Cuisine: Zoroastrian Food

by Teenaz Javat

Zoroastrian food is a cross between Iranian and South Asian food. There are over 5,000 Zoroastrians living in the Greater Toronto Area, the majority of them came to Canada as immigrants from Iran, Pakistan, India and East Africa, over the last 40 years.

"Whether it is a lavish feast or a simple home-cooked meal, our food is rice-based, as rice forms a staple part of our diet. This is mainly because rice is plentiful in Iran, Pakistan and India," says Kay Nargolwalla, an amateur gourmet cook, herself an immigrant to Canada from Pakistan.

Zoroastrians, originally from ancient Persia (now called Iran), immigrated to the Indian subcontinent about 1,300 years ago. Hence their palate evolved accordingly, as did their customs and traditions.
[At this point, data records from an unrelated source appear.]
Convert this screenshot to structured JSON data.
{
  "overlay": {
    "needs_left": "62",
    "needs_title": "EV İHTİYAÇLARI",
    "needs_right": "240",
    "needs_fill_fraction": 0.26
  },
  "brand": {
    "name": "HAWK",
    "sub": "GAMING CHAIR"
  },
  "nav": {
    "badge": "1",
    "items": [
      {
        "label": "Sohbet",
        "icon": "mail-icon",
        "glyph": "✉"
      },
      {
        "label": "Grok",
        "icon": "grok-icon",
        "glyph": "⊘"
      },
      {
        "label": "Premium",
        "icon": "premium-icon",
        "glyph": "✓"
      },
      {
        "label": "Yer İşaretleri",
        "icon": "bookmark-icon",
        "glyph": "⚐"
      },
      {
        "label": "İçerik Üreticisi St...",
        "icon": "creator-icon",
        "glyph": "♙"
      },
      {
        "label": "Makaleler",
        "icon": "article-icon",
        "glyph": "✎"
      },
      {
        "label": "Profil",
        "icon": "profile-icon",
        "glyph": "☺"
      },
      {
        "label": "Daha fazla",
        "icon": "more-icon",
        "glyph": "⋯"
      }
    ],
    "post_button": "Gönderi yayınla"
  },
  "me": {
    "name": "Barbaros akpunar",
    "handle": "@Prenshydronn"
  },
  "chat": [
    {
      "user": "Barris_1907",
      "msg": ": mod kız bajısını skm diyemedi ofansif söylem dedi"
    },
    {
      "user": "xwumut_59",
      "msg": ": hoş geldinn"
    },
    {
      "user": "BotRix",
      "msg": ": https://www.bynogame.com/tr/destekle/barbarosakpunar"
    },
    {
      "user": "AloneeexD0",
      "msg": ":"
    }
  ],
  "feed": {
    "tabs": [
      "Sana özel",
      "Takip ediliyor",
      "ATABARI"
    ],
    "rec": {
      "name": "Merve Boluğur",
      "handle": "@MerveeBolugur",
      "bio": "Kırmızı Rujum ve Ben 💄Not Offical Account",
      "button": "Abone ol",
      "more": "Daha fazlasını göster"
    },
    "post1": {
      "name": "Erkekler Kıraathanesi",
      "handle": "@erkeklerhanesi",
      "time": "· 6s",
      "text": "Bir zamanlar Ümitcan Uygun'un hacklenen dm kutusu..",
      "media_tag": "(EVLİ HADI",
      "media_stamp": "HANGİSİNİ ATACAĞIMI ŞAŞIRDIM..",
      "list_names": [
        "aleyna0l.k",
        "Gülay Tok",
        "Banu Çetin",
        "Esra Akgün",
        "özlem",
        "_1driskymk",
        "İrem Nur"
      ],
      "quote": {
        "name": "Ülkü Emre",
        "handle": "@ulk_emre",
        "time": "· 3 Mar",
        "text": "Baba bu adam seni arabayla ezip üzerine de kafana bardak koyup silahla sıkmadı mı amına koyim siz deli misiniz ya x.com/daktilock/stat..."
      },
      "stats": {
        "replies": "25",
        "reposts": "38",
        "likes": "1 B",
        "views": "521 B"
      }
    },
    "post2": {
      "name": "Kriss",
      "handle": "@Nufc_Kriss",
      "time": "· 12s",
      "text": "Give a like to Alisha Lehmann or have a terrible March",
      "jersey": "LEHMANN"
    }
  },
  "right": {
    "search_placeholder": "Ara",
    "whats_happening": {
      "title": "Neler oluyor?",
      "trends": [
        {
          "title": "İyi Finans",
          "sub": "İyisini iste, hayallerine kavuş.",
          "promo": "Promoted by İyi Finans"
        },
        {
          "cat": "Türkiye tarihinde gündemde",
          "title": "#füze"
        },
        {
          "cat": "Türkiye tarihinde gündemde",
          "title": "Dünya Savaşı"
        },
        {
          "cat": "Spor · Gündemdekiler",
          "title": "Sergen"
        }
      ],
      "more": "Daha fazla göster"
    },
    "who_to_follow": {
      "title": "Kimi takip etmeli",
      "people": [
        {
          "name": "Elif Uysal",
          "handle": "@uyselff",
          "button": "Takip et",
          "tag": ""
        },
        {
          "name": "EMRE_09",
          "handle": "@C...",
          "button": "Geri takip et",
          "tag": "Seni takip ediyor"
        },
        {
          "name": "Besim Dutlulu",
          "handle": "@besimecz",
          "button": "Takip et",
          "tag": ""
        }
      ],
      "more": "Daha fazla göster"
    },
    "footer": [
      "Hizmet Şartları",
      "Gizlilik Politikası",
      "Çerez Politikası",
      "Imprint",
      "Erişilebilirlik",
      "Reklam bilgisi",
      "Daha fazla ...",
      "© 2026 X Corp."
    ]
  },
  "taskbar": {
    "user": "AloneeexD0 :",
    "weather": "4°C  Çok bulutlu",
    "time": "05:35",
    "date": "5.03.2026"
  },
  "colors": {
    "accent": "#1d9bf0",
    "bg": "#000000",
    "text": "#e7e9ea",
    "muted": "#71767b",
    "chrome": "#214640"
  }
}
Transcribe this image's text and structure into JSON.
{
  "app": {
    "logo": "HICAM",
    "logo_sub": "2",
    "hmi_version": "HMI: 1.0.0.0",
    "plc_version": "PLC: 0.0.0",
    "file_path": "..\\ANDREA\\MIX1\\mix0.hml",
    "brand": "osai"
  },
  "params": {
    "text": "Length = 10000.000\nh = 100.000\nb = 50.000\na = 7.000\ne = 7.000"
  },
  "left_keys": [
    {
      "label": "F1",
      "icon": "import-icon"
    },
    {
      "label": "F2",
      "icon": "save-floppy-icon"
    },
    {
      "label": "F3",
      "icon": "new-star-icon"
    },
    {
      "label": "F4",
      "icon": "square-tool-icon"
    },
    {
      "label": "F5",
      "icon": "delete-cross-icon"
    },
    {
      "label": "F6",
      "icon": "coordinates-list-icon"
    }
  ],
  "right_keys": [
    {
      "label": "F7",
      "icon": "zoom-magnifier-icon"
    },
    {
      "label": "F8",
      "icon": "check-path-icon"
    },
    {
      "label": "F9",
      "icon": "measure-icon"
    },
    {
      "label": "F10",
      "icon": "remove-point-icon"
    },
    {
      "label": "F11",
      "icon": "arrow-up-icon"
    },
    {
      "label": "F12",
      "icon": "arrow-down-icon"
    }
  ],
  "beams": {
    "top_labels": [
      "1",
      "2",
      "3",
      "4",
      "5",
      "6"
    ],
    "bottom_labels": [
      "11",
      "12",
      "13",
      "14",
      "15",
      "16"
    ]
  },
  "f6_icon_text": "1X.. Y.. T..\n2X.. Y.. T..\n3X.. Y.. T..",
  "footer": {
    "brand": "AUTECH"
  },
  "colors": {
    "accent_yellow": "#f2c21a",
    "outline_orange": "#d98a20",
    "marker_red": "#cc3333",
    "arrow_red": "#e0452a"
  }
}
Persian staples— like meat and fruits such as apricots, lemons, oranges and pomegranates, and rice— gave way to foods abundant in India such as coconuts, legumes, bananas, vegetables, cinnamon, cloves, black peppers, saffron and cardamom.

As most Zoroastrians live in the GTA and around southern Ontario, they have adapted their diet to what is grown here.

Chicken replaces goat meat, which is not easily available in Canada, and eggs, which are abundantly available, are served atop most vegetables like onion, tomatoes, okra, potatoes, cilantro and peppers.

At the Zoroastrian feast —that takes place three times a year in March, July and August— you can taste chicken, goat meat, eggs with fried vegetables, shrimp, and fish (usually salmon). These items are served with rice and rotlis (flatbread made of wheat). For desert there is the custard made from eggs, milk, sugar, cream and nuts again all abundantly available where they live.

CNM